Crude prices were little changed in morning trade in Europe today, following a slide over the previous two sessions. The weekly oil report from the US on Wednesday appeared to stoke bears as the international agreement reached with Iran went before congress for ratification.
The ramifications of the deal with Iran have already been considered in current oil values, according to some analysts.
“The Iran situation has already been priced in,” said Phil Flynn, senior market analyst at the Price Futures Group in Chicago. “There will be no immediate increase in exports.”
There were fears that the deal between Tehran and the six world powers agreed on Tuesday could unleash a surge of Iranian oil to the already oversupplied markets.

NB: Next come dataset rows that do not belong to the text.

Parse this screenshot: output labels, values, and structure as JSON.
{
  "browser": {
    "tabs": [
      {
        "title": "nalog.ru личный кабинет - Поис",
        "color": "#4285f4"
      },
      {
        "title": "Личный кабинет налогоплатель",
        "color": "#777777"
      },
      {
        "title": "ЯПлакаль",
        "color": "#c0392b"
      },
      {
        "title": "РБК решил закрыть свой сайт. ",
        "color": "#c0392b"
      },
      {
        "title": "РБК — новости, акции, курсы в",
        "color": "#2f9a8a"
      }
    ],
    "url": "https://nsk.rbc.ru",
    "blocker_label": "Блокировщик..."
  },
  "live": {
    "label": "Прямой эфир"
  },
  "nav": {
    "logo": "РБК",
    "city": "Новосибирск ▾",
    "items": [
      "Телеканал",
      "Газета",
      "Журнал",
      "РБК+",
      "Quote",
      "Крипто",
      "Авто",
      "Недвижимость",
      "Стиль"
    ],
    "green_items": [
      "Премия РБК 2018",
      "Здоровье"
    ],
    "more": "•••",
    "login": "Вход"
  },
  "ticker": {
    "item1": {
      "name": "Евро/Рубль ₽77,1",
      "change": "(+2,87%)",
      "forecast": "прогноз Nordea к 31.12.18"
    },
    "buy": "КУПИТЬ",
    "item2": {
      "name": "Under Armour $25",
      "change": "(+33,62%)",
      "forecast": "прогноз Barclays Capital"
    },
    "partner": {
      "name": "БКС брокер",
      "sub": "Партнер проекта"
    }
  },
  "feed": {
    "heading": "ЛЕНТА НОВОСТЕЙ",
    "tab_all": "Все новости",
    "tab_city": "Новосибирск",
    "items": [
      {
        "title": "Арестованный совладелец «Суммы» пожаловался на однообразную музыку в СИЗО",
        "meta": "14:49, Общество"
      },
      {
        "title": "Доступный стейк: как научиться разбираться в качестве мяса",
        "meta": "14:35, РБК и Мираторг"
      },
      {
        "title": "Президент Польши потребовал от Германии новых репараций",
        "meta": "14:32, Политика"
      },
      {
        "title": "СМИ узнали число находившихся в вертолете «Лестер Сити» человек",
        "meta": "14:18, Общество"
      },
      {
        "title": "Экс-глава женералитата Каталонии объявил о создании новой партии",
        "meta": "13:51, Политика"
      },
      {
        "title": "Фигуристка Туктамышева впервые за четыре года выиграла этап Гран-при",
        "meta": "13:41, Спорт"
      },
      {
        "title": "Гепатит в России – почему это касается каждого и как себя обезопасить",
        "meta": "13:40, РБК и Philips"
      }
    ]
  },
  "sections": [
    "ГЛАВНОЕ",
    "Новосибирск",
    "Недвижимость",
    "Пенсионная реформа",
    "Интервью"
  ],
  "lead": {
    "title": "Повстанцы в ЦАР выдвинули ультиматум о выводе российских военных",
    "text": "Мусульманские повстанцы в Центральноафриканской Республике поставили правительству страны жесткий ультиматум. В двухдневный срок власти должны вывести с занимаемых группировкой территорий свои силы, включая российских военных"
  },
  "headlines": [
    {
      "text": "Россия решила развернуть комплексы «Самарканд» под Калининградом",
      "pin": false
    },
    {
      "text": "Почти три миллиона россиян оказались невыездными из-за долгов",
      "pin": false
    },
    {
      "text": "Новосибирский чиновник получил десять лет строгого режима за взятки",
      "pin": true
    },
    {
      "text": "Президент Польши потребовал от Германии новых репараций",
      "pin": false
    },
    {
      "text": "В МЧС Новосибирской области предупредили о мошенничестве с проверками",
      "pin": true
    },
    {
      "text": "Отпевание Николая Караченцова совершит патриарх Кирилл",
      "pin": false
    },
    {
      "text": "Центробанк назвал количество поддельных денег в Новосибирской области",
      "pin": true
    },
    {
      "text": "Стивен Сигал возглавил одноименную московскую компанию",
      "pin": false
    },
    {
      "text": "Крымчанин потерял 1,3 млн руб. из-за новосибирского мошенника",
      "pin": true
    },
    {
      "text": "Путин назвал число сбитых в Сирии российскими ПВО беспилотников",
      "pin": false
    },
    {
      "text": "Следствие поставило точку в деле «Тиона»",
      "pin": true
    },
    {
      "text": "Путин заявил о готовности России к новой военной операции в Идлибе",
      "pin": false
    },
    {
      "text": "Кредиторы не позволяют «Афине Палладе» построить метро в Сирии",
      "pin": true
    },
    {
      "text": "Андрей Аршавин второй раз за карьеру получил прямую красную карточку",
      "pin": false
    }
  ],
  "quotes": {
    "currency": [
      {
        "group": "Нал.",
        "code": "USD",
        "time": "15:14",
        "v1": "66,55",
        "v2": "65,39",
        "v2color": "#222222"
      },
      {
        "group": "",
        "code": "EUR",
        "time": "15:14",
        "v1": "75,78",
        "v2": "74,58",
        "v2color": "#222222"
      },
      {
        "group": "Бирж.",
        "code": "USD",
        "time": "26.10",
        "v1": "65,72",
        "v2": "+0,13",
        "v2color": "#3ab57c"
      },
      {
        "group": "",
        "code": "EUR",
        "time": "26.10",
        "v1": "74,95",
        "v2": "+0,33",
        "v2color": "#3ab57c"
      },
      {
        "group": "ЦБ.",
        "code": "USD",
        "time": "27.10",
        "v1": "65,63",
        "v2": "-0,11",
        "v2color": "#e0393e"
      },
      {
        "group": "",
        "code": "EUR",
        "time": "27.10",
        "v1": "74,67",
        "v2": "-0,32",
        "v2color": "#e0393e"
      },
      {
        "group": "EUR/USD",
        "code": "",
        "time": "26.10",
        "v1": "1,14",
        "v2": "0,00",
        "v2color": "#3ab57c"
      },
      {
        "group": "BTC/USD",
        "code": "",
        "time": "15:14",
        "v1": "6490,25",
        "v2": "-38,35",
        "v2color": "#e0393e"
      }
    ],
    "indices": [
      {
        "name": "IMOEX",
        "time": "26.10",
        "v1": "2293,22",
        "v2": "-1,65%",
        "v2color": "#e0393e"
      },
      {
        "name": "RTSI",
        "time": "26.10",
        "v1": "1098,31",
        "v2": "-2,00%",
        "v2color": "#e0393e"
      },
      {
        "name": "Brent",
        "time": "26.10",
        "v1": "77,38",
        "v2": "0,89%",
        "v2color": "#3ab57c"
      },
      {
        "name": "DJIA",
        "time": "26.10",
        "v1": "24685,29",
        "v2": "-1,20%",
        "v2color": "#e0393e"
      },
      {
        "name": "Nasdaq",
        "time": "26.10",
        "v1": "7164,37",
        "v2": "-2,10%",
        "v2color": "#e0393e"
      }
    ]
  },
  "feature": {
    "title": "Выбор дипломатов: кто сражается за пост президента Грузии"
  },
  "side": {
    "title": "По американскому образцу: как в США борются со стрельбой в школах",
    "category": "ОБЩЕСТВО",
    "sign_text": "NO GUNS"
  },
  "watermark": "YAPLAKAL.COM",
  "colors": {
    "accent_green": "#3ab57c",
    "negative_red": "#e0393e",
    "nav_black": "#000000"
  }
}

A consensus has emerged, however, while it is inevitable that Iran will contribute to the current level of oversupply in the oil market, it will take upwards of six months for Iran to increase output by some 300,000 to 500,000 bpd, as compared with earlier boasts by officials that as much as 1m bpd could be floated within months.
The US Energy Information Administration (EIA) reported on Wednesday that crude inventories had shrunk by 4.3 million barrels in the week through July 10, beating the consensus estimate of about 1.2 million decline. Total stocks remain more than 23 percent higher on an annual basis at 461.4 million.
Production also remained near record highs at 9.6 million bpd, while stocks at Cushing, Oklahoma, the biggest storage complex in the US and the delivery point for the WTI NYMEX contracts, rose to 57.1 million, more than 55 percent higher on an annual basis.
“This is the third consecutive week that we saw a build at Cushing, and it’s a bearish number,” Tariq Zahir, commodity fund manager at Tyche Capital Advisors, said as quoted by Bloomberg. “We had a crude draw. But overall we still have a lot of supplies here.”
WTI for August delivery on the New York Mercantile Exchange was unchanged at $50.91 per barrel as of 07:13 BST today, down some 16 percent on a monthly basis. September Brent on the ICE in London was up 0.04 percent at $57.00. The global benchmark has shed some 10 percent from a month ago.